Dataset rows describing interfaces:

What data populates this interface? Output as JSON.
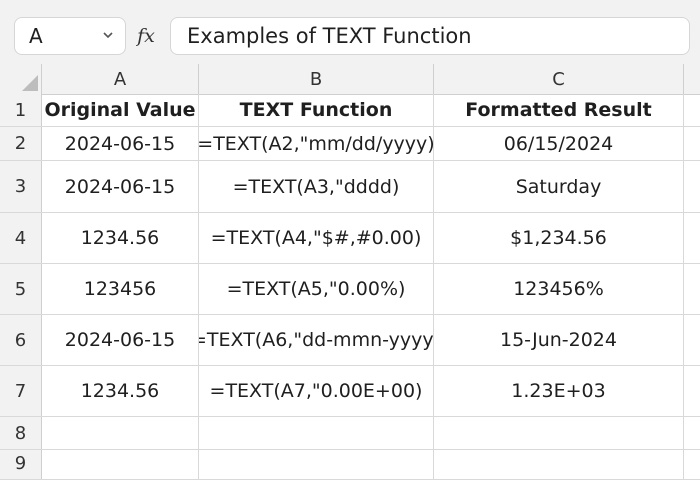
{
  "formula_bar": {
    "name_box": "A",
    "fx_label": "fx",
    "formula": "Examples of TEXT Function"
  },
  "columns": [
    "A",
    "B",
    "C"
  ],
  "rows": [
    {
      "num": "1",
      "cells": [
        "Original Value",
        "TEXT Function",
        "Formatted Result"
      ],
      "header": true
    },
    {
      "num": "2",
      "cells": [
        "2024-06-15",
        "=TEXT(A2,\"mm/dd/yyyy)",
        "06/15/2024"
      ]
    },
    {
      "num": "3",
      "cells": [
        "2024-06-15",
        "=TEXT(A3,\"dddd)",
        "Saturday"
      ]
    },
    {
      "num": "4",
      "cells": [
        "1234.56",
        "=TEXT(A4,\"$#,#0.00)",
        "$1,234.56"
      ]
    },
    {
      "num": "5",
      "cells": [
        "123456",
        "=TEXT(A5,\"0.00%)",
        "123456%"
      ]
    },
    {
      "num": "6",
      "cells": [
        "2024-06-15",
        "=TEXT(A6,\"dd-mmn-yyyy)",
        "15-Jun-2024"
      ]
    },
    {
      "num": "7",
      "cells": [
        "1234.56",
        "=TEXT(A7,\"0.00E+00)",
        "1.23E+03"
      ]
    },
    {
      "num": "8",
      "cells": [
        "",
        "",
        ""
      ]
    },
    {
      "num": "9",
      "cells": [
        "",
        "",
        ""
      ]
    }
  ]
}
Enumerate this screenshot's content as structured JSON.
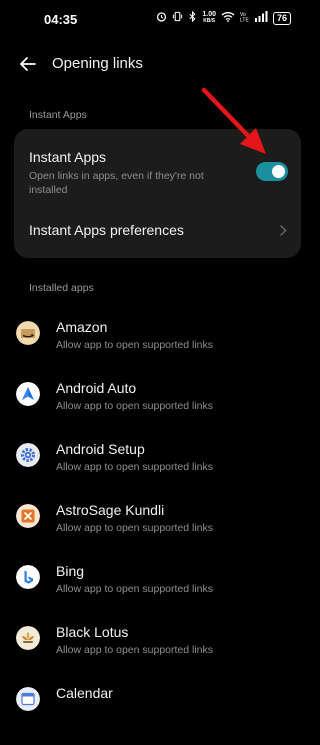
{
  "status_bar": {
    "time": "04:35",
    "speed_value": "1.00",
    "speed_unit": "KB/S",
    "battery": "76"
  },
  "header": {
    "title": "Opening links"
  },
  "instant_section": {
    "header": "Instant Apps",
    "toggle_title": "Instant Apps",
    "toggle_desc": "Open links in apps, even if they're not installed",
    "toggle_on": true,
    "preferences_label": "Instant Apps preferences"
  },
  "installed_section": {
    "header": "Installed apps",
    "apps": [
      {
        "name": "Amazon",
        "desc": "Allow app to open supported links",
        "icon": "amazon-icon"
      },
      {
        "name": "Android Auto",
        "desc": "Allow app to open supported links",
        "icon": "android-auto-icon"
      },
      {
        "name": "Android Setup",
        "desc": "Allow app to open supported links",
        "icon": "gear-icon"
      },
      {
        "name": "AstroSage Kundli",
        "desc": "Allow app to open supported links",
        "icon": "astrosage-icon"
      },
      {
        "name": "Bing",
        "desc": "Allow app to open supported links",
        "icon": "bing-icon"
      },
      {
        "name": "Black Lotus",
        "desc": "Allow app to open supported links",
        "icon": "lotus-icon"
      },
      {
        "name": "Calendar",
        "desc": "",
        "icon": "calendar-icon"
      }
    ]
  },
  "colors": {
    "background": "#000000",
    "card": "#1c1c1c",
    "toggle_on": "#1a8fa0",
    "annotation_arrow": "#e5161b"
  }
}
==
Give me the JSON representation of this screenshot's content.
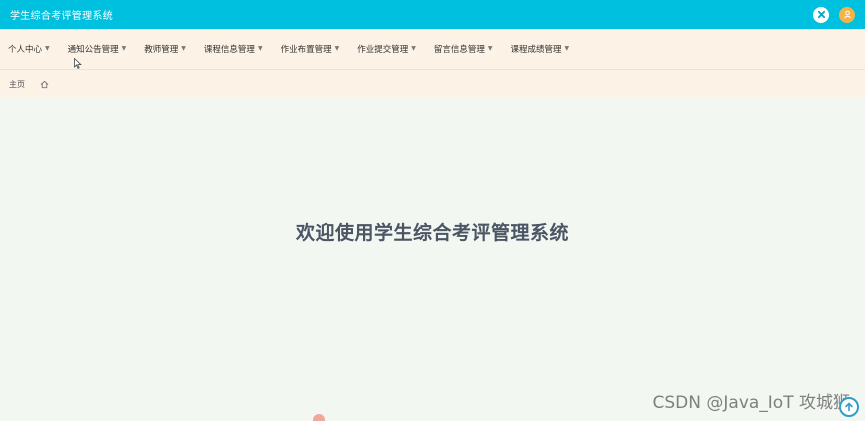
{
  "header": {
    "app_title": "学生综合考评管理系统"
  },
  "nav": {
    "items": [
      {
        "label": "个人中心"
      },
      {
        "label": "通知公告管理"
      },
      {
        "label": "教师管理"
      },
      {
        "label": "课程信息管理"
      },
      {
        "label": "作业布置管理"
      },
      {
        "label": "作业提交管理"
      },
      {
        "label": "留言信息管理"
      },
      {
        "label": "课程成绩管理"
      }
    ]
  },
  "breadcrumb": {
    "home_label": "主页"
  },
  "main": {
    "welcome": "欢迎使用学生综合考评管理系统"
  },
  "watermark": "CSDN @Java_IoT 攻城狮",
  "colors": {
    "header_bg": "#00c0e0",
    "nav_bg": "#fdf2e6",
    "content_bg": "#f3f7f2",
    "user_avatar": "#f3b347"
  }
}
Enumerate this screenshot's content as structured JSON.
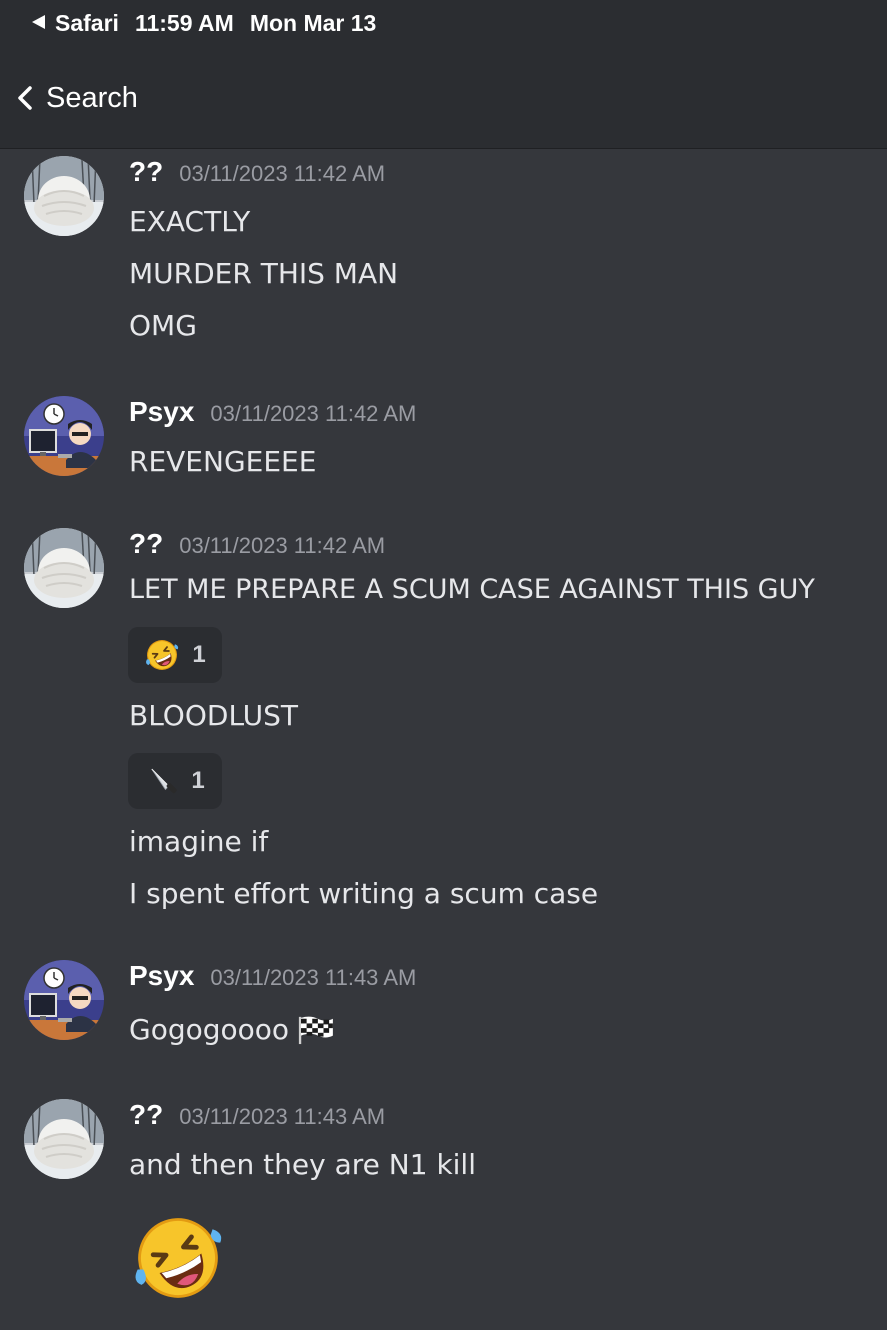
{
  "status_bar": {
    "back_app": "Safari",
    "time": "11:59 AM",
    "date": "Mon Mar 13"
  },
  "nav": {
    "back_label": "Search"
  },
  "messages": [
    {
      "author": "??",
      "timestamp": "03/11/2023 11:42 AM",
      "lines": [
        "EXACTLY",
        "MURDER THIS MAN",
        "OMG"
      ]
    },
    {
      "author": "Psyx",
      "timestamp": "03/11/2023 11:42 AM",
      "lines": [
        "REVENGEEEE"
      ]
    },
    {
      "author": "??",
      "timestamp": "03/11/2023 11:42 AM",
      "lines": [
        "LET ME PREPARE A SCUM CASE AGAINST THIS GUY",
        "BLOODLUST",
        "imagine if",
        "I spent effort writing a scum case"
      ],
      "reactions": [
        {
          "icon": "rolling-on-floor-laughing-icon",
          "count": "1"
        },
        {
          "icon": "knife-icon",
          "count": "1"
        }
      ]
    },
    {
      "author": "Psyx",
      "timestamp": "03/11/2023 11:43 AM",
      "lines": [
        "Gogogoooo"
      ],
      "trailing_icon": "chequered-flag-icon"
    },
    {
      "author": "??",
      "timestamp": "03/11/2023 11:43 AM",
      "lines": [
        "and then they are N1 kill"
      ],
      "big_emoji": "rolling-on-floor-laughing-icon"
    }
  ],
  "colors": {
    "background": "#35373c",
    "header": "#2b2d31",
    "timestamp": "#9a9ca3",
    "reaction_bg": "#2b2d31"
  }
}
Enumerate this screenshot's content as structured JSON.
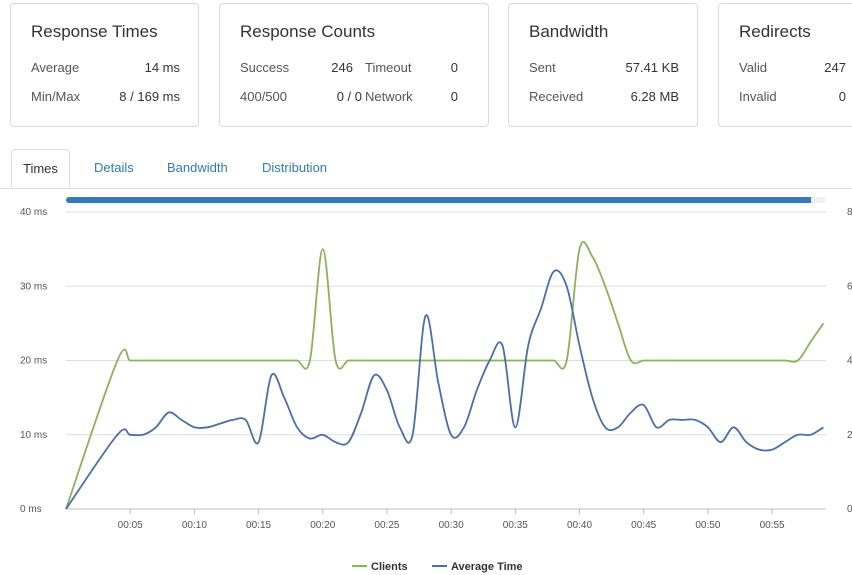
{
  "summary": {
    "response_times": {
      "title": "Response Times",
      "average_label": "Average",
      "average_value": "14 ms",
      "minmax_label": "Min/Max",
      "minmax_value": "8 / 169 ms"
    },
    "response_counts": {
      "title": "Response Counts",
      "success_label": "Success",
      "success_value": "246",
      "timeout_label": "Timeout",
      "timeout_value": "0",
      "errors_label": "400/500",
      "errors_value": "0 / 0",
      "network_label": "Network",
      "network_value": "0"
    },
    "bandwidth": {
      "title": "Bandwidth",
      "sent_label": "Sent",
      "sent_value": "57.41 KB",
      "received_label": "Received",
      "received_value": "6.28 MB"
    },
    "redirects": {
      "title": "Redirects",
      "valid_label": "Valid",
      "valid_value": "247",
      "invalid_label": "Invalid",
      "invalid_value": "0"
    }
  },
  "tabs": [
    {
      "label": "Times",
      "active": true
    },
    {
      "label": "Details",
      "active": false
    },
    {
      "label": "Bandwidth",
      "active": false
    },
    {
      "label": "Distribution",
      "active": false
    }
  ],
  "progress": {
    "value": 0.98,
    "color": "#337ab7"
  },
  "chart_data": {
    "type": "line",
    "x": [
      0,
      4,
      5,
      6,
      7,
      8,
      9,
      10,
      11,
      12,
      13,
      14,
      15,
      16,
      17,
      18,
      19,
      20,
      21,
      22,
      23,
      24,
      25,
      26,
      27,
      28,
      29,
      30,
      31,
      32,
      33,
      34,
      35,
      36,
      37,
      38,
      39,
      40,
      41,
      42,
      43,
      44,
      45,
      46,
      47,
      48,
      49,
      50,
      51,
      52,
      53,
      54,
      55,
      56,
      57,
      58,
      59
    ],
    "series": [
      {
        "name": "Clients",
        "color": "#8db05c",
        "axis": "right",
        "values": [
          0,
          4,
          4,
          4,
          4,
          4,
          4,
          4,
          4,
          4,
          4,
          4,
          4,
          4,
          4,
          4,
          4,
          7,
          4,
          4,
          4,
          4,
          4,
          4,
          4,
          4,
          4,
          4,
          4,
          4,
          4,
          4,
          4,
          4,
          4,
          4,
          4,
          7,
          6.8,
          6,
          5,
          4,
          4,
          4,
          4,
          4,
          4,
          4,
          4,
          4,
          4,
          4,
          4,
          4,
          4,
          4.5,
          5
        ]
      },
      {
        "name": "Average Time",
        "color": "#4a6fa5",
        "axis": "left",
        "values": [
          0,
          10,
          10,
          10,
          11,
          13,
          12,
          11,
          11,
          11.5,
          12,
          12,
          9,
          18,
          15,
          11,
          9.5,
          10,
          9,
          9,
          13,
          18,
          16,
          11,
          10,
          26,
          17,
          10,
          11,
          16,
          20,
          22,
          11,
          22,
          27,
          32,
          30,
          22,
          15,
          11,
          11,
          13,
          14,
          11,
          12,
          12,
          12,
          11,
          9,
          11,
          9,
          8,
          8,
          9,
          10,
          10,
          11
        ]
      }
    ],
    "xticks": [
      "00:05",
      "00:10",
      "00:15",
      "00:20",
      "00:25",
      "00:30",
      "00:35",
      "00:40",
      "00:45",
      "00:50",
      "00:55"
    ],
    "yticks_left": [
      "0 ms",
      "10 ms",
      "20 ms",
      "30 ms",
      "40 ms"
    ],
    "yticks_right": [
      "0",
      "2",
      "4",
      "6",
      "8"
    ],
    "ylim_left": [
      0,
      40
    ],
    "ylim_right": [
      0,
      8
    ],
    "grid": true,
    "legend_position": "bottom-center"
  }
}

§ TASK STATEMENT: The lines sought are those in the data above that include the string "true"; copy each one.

§ ANSWER SPACE:
      "header": true
    "toggle_on": true,
      "active": true
    "grid": true,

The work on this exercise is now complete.